• [Description of the task]:
Please find the lines in the entries below that contain the word "this", and copy each one.
### Study material ###
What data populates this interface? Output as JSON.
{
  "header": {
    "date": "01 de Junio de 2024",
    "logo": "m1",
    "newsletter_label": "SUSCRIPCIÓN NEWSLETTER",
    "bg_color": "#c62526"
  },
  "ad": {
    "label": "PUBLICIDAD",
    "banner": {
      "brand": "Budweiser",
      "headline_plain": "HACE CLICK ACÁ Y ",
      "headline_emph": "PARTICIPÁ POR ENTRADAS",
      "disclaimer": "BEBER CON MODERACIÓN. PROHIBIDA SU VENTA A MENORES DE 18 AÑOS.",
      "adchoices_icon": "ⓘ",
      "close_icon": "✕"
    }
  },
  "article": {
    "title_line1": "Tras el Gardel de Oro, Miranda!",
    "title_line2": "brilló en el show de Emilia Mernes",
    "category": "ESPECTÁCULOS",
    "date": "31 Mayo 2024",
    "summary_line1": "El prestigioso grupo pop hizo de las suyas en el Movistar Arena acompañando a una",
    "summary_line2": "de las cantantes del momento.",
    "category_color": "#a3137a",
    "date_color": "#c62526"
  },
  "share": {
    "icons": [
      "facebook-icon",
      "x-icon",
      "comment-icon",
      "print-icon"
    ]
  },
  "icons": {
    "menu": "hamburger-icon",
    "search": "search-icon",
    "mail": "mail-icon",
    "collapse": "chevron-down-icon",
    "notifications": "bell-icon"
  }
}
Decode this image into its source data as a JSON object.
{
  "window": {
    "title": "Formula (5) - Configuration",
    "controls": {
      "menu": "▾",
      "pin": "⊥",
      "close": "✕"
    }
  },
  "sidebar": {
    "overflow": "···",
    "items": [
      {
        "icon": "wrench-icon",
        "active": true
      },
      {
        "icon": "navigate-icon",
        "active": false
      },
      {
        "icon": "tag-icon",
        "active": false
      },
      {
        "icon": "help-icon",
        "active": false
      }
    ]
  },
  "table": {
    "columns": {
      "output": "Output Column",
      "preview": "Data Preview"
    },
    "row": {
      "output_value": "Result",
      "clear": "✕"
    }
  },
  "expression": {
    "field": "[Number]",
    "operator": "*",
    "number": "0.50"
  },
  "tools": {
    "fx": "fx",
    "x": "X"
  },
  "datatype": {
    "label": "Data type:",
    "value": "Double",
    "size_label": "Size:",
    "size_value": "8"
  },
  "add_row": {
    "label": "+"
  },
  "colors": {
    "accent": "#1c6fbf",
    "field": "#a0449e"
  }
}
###
• [Response area]:
What data populates this interface? Output as JSON.
Decode this image into its source data as a JSON object.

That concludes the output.